Actually, now that I’m writing about it, I’d really like to read a story from the Afghani perspective. If you have any recommendations, let me know. :)

The Watch will make you dizzy with a narrative that circles a central event but spirals off every now and the into these hallucinatory nightmares, dreams and fantasies of the characters who are suffering in their own way. There is loss of life, love and limb- and in the end, we are still no closer to understanding the war or the events that are taking place inside it but what we do get a glimpse of is the humanity that survives even in the desert.

Below is an excerpt, click here to read the full review at Hyphen Magazine:

“When Nizam, a crippled Afghani woman, arrives at an American military base looking for her brother Yusuf’s body, she sets off a chain of events that tests the convictions of the soldiers. As they speculate over whether she’s a Trojan horse, a spy sent by the Taliban, or whether she is simply what she says she is — a sister who wants to bury her brother’s body — Nizam holds her ground, refusing to leave without Yusuf’s body. Meanwhile, the war, or rather, the waiting and watching that characterizes the war in Afghanistan, is taking its toll on the soldiers. In many ways, The Watch is a classic anti-war narrative. Bhattacharya takes great pains to paint a realistic portrayal of war, the camaraderie between the men, and the emotional support that they so badly need from one another.”
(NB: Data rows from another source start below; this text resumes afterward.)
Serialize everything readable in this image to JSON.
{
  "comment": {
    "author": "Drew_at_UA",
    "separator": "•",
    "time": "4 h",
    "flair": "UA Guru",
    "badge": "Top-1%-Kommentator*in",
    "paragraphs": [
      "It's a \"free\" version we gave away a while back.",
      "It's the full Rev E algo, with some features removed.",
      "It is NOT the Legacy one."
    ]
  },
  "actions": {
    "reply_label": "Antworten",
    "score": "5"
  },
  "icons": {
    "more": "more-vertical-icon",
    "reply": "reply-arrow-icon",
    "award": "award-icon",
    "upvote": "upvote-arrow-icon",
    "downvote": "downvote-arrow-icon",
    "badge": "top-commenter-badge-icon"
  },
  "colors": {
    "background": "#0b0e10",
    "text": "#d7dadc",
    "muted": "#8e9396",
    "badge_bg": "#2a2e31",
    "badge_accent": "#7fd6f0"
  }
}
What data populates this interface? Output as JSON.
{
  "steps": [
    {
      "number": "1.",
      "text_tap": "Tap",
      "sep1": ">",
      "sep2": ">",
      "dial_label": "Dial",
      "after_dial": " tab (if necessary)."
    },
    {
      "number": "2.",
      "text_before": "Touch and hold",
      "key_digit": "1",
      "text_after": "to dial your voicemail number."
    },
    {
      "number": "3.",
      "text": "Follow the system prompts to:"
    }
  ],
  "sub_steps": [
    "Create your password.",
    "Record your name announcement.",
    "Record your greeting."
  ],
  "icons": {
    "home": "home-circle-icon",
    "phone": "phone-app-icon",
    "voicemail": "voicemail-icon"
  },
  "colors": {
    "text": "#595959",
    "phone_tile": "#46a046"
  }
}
Here is the book trailer, because it’s a thing people do these days. I may be the last person left on earth who’d rather skim a written review than watch a trailer unfold second by second… ha.